> [Exercise instructions] Please repeat the data in full, character for character.

=== Begin Enclosure ===

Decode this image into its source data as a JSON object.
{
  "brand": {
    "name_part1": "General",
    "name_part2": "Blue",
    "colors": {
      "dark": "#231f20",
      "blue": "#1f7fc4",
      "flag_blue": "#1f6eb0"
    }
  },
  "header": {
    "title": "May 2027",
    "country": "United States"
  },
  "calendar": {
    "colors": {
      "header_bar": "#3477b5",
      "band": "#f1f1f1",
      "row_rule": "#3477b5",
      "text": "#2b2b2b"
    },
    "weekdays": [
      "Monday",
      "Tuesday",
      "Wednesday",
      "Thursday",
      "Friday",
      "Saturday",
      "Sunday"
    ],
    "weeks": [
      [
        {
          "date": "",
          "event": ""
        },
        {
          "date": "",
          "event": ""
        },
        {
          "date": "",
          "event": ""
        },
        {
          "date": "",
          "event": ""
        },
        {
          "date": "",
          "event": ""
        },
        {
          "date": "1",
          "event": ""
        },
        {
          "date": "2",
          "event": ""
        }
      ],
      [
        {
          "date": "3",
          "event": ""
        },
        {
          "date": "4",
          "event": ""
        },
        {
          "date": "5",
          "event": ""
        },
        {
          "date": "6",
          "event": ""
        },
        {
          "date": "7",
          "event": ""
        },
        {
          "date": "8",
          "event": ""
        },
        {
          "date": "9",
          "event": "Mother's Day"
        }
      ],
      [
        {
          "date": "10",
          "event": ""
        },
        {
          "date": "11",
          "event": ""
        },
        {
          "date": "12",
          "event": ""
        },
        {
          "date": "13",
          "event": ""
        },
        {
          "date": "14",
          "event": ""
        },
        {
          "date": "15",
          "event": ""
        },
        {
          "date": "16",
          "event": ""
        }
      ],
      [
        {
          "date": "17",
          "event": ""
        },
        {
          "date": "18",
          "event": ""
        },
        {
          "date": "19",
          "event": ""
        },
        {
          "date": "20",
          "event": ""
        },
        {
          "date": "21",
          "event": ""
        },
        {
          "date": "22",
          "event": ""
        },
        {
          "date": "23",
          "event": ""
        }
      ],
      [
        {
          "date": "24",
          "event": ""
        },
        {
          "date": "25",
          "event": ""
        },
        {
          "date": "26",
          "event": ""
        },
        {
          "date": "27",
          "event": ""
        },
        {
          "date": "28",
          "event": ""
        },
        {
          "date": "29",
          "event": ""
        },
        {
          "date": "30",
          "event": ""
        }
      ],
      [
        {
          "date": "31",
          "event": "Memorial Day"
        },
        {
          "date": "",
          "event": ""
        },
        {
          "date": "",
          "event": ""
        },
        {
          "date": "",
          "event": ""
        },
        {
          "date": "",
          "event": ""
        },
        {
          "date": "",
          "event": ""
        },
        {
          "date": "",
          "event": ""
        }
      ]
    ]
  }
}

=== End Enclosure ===

> [Answer for this exercise]
Decode this image into its source data as a JSON object.
{
  "brand": {
    "name_part1": "General",
    "name_part2": "Blue",
    "colors": {
      "dark": "#231f20",
      "blue": "#1f7fc4",
      "flag_blue": "#1f6eb0"
    }
  },
  "header": {
    "title": "May 2027",
    "country": "United States"
  },
  "calendar": {
    "colors": {
      "header_bar": "#3477b5",
      "band": "#f1f1f1",
      "row_rule": "#3477b5",
      "text": "#2b2b2b"
    },
    "weekdays": [
      "Monday",
      "Tuesday",
      "Wednesday",
      "Thursday",
      "Friday",
      "Saturday",
      "Sunday"
    ],
    "weeks": [
      [
        {
          "date": "",
          "event": ""
        },
        {
          "date": "",
          "event": ""
        },
        {
          "date": "",
          "event": ""
        },
        {
          "date": "",
          "event": ""
        },
        {
          "date": "",
          "event": ""
        },
        {
          "date": "1",
          "event": ""
        },
        {
          "date": "2",
          "event": ""
        }
      ],
      [
        {
          "date": "3",
          "event": ""
        },
        {
          "date": "4",
          "event": ""
        },
        {
          "date": "5",
          "event": ""
        },
        {
          "date": "6",
          "event": ""
        },
        {
          "date": "7",
          "event": ""
        },
        {
          "date": "8",
          "event": ""
        },
        {
          "date": "9",
          "event": "Mother's Day"
        }
      ],
      [
        {
          "date": "10",
          "event": ""
        },
        {
          "date": "11",
          "event": ""
        },
        {
          "date": "12",
          "event": ""
        },
        {
          "date": "13",
          "event": ""
        },
        {
          "date": "14",
          "event": ""
        },
        {
          "date": "15",
          "event": ""
        },
        {
          "date": "16",
          "event": ""
        }
      ],
      [
        {
          "date": "17",
          "event": ""
        },
        {
          "date": "18",
          "event": ""
        },
        {
          "date": "19",
          "event": ""
        },
        {
          "date": "20",
          "event": ""
        },
        {
          "date": "21",
          "event": ""
        },
        {
          "date": "22",
          "event": ""
        },
        {
          "date": "23",
          "event": ""
        }
      ],
      [
        {
          "date": "24",
          "event": ""
        },
        {
          "date": "25",
          "event": ""
        },
        {
          "date": "26",
          "event": ""
        },
        {
          "date": "27",
          "event": ""
        },
        {
          "date": "28",
          "event": ""
        },
        {
          "date": "29",
          "event": ""
        },
        {
          "date": "30",
          "event": ""
        }
      ],
      [
        {
          "date": "31",
          "event": "Memorial Day"
        },
        {
          "date": "",
          "event": ""
        },
        {
          "date": "",
          "event": ""
        },
        {
          "date": "",
          "event": ""
        },
        {
          "date": "",
          "event": ""
        },
        {
          "date": "",
          "event": ""
        },
        {
          "date": "",
          "event": ""
        }
      ]
    ]
  }
}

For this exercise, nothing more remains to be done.